→ **About this task**: Which lines in the records below contain the word "ngày"? Report each of them.

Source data

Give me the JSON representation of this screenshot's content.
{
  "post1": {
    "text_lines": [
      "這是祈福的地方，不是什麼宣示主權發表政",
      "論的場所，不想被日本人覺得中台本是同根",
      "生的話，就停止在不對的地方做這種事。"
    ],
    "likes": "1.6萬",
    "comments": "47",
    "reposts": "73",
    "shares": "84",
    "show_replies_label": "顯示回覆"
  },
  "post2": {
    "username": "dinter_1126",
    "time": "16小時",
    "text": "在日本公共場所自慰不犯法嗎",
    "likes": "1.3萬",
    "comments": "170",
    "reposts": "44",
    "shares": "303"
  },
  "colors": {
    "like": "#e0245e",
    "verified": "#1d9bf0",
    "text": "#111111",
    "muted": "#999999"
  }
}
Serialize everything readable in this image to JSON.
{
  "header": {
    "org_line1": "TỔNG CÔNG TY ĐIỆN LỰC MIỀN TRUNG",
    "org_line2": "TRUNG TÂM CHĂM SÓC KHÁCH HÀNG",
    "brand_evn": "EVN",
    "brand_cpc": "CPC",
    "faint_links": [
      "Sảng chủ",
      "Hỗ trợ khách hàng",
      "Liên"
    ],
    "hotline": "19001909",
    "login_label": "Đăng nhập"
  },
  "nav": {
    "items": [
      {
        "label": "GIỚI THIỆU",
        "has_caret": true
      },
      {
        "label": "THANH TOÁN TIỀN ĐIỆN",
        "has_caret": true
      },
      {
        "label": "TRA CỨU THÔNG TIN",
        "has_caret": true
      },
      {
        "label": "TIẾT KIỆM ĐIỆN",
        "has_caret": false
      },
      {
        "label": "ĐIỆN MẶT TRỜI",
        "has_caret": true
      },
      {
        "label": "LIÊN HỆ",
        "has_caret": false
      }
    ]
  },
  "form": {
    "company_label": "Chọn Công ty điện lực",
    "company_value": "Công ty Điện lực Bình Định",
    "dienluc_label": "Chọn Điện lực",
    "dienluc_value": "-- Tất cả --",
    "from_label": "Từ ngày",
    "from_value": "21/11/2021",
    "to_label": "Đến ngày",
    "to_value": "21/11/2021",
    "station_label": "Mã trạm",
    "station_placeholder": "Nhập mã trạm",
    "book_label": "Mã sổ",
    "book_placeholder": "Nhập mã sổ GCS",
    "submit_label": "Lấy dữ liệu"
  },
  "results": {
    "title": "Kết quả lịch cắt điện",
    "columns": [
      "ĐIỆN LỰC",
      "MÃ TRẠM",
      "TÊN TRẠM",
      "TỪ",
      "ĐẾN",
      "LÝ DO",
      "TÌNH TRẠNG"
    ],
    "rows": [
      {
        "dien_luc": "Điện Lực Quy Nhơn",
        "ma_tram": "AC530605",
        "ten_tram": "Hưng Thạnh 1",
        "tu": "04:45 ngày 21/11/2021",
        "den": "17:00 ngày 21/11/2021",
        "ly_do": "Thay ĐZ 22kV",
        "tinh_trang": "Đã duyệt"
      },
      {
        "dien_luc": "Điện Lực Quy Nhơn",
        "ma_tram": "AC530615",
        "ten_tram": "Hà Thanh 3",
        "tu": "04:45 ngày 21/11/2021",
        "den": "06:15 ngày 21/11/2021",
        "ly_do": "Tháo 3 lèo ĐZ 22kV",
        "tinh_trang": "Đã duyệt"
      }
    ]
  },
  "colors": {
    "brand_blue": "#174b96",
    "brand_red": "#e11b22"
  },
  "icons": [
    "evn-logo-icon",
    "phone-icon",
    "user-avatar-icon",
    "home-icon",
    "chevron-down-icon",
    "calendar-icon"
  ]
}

→ **The answer**:
    "from_label": "Từ ngày",
    "to_label": "Đến ngày",
        "tu": "04:45 ngày 21/11/2021",
        "den": "17:00 ngày 21/11/2021",
        "tu": "04:45 ngày 21/11/2021",
        "den": "06:15 ngày 21/11/2021",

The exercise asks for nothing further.